(Data listing)

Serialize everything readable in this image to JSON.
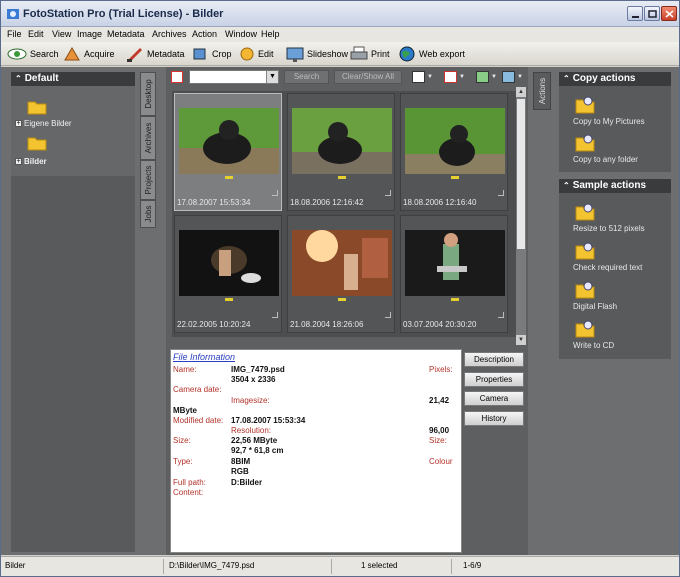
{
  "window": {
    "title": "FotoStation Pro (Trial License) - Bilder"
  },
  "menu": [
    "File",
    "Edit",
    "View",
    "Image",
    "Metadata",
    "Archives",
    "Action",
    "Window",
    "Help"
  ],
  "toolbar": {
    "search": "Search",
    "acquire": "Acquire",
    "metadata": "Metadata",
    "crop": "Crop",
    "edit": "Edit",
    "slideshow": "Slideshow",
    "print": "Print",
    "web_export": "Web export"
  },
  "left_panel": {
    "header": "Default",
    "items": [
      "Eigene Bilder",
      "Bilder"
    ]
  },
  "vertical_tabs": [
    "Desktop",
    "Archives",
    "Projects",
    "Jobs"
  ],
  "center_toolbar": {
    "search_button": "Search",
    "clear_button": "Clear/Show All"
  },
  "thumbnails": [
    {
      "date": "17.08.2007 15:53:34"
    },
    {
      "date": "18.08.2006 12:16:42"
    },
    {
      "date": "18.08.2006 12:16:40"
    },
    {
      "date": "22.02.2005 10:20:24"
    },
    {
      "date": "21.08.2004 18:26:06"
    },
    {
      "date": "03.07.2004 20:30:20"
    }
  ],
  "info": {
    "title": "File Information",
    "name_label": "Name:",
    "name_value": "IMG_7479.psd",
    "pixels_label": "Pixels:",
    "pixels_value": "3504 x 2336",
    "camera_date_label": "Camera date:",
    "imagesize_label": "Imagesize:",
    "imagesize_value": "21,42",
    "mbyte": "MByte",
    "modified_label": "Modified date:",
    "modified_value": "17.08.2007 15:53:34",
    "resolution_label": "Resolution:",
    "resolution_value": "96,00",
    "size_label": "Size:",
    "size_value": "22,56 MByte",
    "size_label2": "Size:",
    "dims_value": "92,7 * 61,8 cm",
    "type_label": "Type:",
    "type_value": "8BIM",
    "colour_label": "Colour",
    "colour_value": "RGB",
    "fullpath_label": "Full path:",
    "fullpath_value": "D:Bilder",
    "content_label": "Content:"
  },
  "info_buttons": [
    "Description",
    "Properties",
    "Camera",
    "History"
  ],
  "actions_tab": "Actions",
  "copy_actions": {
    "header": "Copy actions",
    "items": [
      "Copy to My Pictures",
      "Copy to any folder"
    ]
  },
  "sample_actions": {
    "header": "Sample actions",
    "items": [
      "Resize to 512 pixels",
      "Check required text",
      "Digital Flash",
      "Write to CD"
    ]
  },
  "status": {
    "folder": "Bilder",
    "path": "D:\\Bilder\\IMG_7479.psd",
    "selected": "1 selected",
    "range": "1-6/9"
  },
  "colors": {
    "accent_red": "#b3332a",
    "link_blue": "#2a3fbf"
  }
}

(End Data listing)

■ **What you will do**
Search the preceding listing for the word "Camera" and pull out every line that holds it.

■ **Task output**
    "camera_date_label": "Camera date:",
    "Camera",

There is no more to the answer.